Disadvantages and Risks of Chemical Fertilizers

However, the continuous use of chemical fertilizers has been associated with the following drawbacks:

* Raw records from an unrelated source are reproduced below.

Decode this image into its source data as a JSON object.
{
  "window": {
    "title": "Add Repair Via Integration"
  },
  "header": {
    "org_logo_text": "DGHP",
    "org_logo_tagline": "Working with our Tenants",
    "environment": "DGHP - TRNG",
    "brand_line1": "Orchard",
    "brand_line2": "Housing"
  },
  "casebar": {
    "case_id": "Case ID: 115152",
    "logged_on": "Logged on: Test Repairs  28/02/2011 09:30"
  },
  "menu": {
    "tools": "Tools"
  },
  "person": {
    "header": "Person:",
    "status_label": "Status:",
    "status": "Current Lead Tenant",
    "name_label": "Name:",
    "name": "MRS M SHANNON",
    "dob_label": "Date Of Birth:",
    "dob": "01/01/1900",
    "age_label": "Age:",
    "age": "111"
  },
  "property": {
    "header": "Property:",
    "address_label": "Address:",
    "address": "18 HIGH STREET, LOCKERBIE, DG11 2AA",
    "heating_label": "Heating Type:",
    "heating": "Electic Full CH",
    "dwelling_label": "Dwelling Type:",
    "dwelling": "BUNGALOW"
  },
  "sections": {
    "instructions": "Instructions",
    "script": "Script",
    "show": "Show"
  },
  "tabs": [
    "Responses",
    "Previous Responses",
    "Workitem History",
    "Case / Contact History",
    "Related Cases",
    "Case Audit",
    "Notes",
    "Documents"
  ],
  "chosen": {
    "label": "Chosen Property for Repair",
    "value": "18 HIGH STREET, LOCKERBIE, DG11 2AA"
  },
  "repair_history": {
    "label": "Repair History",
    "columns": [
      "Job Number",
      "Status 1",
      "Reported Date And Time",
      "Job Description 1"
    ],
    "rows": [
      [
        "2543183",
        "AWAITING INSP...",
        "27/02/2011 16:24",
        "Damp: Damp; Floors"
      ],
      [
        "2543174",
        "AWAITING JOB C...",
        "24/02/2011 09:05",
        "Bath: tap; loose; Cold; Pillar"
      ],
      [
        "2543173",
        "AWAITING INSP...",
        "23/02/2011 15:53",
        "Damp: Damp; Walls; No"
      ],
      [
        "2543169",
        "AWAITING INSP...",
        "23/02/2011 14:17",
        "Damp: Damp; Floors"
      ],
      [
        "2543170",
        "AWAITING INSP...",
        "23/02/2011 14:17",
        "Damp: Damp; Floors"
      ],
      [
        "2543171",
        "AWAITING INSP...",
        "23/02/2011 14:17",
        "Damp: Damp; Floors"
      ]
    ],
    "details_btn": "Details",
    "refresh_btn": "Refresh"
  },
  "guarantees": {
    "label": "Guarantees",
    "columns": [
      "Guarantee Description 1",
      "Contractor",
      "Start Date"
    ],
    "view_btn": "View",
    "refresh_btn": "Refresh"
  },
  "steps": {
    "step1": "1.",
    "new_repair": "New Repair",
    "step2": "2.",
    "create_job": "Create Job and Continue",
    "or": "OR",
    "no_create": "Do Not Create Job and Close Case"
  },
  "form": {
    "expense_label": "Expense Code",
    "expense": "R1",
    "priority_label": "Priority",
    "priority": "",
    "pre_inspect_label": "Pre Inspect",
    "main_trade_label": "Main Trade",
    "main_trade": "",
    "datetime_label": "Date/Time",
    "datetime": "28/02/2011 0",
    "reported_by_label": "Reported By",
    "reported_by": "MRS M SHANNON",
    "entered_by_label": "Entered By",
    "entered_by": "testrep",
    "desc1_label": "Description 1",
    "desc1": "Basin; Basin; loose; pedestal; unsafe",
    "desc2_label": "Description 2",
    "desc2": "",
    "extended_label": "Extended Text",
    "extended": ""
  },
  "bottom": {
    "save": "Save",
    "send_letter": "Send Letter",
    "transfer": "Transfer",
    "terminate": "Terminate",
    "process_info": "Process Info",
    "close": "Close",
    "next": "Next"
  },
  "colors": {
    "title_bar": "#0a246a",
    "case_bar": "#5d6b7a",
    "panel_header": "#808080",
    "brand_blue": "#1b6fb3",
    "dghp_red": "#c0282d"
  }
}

  • Soil acidification: Ammonium and urea-based nitrogen fertilizers can cause soil pH to drop over time, increasing acidity. This damages soil health and productivity.
  • Water contamination: Fertilizer runoff into water bodies causes algal blooms and eutrophication, which is harmful to aquatic ecosystems. Nitrates and phosphates from fertilizers contaminate drinking water.
  • Air pollution: Volatilization of ammonia from nitrogen fertilizers contaminates the air while nitrous oxide emissions exacerbate global warming.
  • Loss of soil organic matter: Overuse of chemical fertilizers reduces microbial activity essential for building soil organic matter. This degrades soil structure and fertility.
  • Micronutrient imbalances: Continuous application of only NPK fertilizers can deplete trace elements like zinc and boron in soils. This causes nutrient imbalances in plants.
  • Toxicity risks: Excessive fertilizer use can accumulate salts in soils, causing toxicity and damage to plant roots. Nitrate accumulation in crops poses health risks.
  • Pest and disease outbreaks: The high nitrogen levels and reduced soil health from chemical fertilizers make crops more susceptible to pest attacks and diseases.
Advantages and Disadvantages of Chemical Fertilizers

Best Practices for Using Chemical Fertilizers

While chemical fertilizers have an important role in agriculture, adopting sustainable practices can help minimize their potential downsides:

  • Conduct soil testing to determine actual nutrient needs and avoid over-fertilization.
  • Use slow or controlled release fertilizers that gradually supply nutrients matched to crop demand.
  • Apply the 4R principles – right fertilizer source at the right rate, right time and right placement based on crop needs.
  • Combine with organic manures, composts and green manures to improve soil health and offset acidification.
  • Use nitrification and urease inhibitors to reduce nitrogen losses to air and water.
  • Employ precision farming techniques to apply fertilizer site-specifically within fields based on soil variability.
  • Adopt conservation practices like cover cropping, crop rotation and buffer strips to reduce fertilizer runoff and leaching.

Sustainable Alternatives and Integration

While chemical fertilizers will continue serving a key role, integrating them judiciously with organic sources can promote a more sustainable approach:

  • Organic manures and composts provide a slow release of a wide range of macro and micronutrients.
  • Green manures like cover crops naturally fix nitrogen and prevent nutrient losses when turned over.
  • Biofertilizers introduce beneficial microbes into soils to enhance nutrient availability to crops.
  • Integrated Nutrient Management utilizes the best practices of organic and chemical approaches that are tailored to local conditions.
  • Precision agriculture can allow site-specific integrated nutrient management within fields based on soil and crop needs.

Similar Posts

Leave a Reply

Your email address will not be published. Required fields are marked *